__EXERCISE DETAILS__
Each of the lines from the one that contains "Extract the structured" to the end of the entries below should be output exactly.

__GIVEN DATA__
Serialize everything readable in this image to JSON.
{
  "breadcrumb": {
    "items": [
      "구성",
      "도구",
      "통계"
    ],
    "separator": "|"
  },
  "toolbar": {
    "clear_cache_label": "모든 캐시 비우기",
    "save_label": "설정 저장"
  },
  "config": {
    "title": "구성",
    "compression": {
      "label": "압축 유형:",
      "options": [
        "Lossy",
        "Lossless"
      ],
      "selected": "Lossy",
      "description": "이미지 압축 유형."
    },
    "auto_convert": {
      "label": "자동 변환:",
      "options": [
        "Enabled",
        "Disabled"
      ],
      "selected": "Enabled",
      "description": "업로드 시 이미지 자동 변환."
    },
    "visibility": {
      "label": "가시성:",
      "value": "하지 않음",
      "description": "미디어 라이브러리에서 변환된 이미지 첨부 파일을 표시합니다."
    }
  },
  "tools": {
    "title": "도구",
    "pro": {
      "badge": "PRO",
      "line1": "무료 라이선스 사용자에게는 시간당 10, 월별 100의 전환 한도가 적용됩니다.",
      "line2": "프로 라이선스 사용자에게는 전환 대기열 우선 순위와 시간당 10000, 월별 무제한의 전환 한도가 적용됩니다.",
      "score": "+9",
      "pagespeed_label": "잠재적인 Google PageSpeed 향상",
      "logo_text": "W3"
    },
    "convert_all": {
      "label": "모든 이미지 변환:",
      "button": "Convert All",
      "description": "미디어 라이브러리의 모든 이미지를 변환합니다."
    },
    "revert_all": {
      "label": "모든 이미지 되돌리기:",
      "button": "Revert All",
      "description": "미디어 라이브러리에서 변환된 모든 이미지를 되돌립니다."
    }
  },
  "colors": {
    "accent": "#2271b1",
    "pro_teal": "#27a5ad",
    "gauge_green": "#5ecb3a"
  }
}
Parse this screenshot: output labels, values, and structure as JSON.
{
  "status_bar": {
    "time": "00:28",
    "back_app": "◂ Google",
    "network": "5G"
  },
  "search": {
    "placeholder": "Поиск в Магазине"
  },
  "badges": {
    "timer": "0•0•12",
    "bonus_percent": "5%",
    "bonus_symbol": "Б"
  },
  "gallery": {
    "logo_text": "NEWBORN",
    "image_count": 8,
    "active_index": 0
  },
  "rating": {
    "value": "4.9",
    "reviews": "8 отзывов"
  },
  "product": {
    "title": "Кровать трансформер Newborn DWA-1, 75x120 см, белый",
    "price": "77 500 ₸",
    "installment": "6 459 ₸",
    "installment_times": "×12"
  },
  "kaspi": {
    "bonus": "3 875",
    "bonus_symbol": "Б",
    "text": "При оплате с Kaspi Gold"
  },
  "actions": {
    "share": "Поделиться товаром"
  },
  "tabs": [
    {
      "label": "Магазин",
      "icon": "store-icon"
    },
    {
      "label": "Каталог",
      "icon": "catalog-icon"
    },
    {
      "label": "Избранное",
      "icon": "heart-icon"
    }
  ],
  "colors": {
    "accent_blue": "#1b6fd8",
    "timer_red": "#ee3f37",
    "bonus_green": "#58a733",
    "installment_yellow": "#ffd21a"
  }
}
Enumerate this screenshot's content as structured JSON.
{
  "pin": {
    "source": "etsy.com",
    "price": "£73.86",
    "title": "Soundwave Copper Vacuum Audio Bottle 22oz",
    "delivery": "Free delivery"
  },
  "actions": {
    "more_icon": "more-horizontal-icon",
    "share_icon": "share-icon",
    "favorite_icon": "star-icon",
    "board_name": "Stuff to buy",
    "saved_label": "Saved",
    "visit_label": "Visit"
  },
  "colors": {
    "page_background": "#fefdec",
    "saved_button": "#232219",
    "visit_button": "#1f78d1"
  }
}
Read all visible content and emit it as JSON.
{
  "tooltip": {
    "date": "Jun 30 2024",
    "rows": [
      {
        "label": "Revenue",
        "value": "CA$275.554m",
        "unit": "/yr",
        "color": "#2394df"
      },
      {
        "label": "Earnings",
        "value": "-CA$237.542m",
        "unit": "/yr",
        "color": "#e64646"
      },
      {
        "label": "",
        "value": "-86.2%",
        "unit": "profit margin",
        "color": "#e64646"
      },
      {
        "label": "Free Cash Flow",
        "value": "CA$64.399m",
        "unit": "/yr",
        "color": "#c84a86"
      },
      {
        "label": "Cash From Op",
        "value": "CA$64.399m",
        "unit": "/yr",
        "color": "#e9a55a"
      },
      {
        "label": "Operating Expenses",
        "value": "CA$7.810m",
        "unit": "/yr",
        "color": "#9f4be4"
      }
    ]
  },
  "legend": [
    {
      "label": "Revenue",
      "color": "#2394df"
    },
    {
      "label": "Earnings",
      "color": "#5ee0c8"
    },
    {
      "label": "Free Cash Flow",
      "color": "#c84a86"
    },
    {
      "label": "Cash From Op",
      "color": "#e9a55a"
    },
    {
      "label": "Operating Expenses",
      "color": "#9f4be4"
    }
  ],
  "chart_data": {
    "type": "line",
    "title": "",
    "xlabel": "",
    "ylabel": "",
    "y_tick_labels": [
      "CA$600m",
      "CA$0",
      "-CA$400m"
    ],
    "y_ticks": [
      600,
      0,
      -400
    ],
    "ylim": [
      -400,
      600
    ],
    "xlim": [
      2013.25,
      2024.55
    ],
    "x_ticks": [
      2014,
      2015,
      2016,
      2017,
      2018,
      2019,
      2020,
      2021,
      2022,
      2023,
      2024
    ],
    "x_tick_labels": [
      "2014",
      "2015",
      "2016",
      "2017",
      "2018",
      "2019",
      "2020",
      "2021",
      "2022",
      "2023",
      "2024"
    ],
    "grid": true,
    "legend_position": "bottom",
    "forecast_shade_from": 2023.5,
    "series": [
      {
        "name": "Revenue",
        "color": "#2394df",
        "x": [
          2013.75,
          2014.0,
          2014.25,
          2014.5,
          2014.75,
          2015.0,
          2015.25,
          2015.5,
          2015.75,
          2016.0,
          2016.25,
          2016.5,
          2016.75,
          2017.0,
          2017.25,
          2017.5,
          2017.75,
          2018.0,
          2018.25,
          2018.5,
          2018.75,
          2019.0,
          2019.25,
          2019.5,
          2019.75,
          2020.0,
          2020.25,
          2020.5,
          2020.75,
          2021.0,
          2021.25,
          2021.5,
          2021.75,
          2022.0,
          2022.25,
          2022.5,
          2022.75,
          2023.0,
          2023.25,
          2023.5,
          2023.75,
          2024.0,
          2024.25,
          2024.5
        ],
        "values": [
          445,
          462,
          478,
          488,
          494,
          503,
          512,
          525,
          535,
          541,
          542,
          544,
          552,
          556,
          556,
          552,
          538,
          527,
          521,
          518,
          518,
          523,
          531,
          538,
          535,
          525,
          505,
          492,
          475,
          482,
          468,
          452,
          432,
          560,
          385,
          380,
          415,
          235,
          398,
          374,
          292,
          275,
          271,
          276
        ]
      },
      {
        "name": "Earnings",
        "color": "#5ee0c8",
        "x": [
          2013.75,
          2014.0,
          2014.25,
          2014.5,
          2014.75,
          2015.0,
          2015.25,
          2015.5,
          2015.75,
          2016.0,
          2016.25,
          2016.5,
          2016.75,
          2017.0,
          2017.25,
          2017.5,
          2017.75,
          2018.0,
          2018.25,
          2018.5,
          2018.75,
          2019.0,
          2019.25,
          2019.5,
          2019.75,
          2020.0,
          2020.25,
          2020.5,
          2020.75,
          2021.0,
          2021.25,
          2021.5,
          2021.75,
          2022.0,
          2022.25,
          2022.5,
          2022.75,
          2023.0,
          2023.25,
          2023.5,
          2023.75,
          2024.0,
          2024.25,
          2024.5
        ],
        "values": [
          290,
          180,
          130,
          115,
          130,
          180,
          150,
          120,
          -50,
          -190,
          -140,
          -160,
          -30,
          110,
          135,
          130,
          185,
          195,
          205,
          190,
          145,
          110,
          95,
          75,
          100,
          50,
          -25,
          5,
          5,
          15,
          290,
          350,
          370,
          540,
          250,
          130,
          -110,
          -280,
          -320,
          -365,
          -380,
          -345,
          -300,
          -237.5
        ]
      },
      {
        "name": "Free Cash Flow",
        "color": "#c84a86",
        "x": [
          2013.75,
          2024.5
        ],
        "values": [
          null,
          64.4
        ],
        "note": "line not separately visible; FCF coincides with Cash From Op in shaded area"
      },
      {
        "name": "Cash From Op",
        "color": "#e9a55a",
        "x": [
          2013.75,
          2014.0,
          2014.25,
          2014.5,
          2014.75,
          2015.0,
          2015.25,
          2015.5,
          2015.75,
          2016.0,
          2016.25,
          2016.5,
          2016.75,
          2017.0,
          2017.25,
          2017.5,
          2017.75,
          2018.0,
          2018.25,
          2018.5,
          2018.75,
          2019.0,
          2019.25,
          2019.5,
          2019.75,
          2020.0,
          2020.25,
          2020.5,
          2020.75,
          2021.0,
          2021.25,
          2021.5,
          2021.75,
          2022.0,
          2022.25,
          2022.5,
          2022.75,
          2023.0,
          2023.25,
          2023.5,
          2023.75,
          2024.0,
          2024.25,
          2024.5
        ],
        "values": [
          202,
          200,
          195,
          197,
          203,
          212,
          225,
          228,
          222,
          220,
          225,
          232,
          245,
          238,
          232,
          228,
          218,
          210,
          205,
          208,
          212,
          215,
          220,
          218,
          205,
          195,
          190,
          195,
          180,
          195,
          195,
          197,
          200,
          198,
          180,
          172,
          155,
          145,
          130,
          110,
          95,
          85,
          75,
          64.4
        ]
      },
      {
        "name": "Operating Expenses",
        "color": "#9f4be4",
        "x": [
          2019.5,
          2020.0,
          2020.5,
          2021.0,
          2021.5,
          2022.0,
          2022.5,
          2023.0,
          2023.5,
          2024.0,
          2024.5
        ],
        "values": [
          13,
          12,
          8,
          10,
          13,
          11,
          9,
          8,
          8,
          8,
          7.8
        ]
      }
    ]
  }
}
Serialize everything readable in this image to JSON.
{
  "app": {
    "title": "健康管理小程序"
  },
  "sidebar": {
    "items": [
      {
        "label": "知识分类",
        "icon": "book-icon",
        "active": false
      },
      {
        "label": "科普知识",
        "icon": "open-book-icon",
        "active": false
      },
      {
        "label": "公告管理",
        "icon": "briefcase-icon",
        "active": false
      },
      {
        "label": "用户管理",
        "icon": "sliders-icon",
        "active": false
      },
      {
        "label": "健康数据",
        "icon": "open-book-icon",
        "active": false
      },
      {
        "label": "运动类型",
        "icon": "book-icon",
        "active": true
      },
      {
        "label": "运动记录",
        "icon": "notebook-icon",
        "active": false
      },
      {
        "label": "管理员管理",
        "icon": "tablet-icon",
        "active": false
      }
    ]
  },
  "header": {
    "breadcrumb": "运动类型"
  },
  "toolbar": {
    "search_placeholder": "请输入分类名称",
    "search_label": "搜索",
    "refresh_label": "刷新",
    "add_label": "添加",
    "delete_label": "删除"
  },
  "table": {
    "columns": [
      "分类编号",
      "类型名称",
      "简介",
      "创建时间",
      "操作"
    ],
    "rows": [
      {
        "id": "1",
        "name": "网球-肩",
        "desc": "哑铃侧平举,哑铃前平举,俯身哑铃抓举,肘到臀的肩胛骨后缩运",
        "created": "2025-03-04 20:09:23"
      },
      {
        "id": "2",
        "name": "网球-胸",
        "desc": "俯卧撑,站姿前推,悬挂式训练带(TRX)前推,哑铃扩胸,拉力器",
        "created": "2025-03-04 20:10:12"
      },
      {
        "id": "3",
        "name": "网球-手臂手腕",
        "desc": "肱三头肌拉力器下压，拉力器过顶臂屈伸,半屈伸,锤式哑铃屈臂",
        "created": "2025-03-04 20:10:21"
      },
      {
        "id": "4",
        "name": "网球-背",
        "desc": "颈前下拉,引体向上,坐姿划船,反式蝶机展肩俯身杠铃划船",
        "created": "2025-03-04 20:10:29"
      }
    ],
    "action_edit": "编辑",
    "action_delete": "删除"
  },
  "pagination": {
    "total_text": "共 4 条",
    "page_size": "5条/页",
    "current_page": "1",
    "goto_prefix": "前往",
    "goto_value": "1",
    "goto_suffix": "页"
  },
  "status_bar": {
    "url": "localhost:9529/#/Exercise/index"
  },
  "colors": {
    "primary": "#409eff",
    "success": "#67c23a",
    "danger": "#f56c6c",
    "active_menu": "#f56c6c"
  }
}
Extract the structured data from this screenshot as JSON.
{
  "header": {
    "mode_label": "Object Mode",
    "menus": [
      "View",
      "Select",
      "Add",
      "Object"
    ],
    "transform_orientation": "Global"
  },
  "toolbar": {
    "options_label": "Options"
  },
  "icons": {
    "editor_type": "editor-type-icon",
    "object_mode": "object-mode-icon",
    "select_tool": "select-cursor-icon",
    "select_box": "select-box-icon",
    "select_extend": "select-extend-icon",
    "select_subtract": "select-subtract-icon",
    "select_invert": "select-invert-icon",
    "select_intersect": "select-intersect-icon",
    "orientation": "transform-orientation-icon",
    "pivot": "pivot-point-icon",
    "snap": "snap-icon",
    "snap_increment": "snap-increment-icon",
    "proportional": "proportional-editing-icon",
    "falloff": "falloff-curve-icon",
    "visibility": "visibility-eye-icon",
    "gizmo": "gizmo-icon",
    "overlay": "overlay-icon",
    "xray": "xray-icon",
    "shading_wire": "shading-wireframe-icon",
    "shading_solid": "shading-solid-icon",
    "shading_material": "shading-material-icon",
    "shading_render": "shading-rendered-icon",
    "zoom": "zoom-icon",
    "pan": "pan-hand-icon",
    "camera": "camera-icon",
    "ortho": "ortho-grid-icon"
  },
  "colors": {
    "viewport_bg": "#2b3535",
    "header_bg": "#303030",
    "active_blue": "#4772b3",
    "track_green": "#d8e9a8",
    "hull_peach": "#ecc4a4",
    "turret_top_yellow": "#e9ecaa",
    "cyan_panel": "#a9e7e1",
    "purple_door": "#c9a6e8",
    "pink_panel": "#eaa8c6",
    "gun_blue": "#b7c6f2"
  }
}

__TASK RESPONSE__
Extract the structured data from this screenshot as JSON.
{
  "header": {
    "mode_label": "Object Mode",
    "menus": [
      "View",
      "Select",
      "Add",
      "Object"
    ],
    "transform_orientation": "Global"
  },
  "toolbar": {
    "options_label": "Options"
  },
  "icons": {
    "editor_type": "editor-type-icon",
    "object_mode": "object-mode-icon",
    "select_tool": "select-cursor-icon",
    "select_box": "select-box-icon",
    "select_extend": "select-extend-icon",
    "select_subtract": "select-subtract-icon",
    "select_invert": "select-invert-icon",
    "select_intersect": "select-intersect-icon",
    "orientation": "transform-orientation-icon",
    "pivot": "pivot-point-icon",
    "snap": "snap-icon",
    "snap_increment": "snap-increment-icon",
    "proportional": "proportional-editing-icon",
    "falloff": "falloff-curve-icon",
    "visibility": "visibility-eye-icon",
    "gizmo": "gizmo-icon",
    "overlay": "overlay-icon",
    "xray": "xray-icon",
    "shading_wire": "shading-wireframe-icon",
    "shading_solid": "shading-solid-icon",
    "shading_material": "shading-material-icon",
    "shading_render": "shading-rendered-icon",
    "zoom": "zoom-icon",
    "pan": "pan-hand-icon",
    "camera": "camera-icon",
    "ortho": "ortho-grid-icon"
  },
  "colors": {
    "viewport_bg": "#2b3535",
    "header_bg": "#303030",
    "active_blue": "#4772b3",
    "track_green": "#d8e9a8",
    "hull_peach": "#ecc4a4",
    "turret_top_yellow": "#e9ecaa",
    "cyan_panel": "#a9e7e1",
    "purple_door": "#c9a6e8",
    "pink_panel": "#eaa8c6",
    "gun_blue": "#b7c6f2"
  }
}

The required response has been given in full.